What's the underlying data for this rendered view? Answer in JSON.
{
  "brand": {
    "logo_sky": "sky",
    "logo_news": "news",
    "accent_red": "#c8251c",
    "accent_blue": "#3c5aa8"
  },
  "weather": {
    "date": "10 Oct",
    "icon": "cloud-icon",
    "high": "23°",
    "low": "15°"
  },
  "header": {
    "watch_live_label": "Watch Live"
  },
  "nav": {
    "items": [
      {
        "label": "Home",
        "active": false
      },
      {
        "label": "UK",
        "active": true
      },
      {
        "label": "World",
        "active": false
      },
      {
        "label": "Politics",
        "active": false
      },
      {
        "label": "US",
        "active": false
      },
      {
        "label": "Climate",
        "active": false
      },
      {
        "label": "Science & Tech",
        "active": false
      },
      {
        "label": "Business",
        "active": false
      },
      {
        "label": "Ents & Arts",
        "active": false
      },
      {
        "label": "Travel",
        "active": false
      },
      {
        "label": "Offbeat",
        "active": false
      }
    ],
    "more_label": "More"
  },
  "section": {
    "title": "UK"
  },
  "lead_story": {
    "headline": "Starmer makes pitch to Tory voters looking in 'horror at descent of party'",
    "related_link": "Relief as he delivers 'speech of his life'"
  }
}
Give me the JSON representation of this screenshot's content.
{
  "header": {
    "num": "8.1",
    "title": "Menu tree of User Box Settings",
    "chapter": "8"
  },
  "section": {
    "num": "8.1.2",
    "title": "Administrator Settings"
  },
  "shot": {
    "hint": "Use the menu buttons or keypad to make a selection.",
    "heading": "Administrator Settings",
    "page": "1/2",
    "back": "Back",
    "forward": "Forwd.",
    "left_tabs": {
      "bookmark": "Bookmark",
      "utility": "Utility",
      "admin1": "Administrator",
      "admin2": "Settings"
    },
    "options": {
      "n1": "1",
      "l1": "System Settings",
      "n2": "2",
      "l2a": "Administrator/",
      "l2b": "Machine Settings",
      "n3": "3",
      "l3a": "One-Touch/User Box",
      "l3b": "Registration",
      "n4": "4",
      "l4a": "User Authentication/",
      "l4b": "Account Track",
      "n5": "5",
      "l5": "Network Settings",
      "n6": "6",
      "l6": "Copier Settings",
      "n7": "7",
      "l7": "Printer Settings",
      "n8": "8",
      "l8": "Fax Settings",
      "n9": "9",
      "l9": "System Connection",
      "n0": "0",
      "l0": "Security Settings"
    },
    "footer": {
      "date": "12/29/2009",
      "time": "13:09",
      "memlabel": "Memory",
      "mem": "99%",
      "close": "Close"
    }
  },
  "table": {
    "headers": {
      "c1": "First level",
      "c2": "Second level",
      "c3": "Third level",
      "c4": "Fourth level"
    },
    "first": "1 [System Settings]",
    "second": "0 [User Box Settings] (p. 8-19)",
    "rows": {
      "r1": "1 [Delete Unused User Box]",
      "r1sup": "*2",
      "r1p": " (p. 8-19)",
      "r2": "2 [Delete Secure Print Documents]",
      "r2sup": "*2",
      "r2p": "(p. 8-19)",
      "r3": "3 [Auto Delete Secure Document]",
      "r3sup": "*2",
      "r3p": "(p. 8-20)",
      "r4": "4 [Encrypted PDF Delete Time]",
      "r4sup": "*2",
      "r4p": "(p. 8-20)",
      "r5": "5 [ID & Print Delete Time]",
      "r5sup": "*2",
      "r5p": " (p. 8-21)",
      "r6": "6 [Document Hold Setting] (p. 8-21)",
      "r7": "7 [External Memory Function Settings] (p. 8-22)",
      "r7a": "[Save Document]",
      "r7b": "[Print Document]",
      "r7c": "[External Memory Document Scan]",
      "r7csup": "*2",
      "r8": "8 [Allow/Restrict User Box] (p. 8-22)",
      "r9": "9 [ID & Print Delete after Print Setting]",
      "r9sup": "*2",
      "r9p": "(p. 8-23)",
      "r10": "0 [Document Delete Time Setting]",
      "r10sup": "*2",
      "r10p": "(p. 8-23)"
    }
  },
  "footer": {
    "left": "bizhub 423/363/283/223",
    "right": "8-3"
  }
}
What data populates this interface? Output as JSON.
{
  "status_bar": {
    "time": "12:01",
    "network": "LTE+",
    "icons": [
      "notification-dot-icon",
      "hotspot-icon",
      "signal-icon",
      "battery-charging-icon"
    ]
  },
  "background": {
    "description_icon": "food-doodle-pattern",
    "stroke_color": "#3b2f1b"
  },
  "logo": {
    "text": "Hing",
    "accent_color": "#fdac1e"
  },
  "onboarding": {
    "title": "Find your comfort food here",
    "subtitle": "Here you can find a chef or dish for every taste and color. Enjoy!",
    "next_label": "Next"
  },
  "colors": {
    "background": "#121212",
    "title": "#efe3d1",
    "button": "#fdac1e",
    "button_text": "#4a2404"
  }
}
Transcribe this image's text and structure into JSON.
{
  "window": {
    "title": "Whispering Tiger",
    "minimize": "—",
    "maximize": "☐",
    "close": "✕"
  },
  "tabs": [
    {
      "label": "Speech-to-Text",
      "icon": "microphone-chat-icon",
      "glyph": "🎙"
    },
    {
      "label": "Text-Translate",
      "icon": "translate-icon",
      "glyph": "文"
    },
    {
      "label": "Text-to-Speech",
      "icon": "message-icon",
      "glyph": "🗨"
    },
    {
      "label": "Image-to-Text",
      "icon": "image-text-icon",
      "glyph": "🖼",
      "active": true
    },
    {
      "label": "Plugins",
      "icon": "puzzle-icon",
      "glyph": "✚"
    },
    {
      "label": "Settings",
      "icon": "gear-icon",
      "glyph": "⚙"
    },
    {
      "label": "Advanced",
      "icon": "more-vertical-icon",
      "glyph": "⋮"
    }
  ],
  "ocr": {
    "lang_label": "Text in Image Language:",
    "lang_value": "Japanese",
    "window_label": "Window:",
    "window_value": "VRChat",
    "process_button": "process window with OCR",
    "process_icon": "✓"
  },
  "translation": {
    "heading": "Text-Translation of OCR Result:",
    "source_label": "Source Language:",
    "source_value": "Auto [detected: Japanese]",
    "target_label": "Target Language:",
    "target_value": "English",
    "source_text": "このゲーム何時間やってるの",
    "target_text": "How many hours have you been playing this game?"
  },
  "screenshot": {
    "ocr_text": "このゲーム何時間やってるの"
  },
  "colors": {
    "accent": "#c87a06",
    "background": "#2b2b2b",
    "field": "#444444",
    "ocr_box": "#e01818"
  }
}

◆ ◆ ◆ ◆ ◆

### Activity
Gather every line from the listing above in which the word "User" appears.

### Answer to the problem
    "title": "Menu tree of User Box Settings",
      "l3a": "One-Touch/User Box",
      "l4a": "User Authentication/",
    "second": "0 [User Box Settings] (p. 8-19)",
      "r1": "1 [Delete Unused User Box]",
      "r8": "8 [Allow/Restrict User Box] (p. 8-22)",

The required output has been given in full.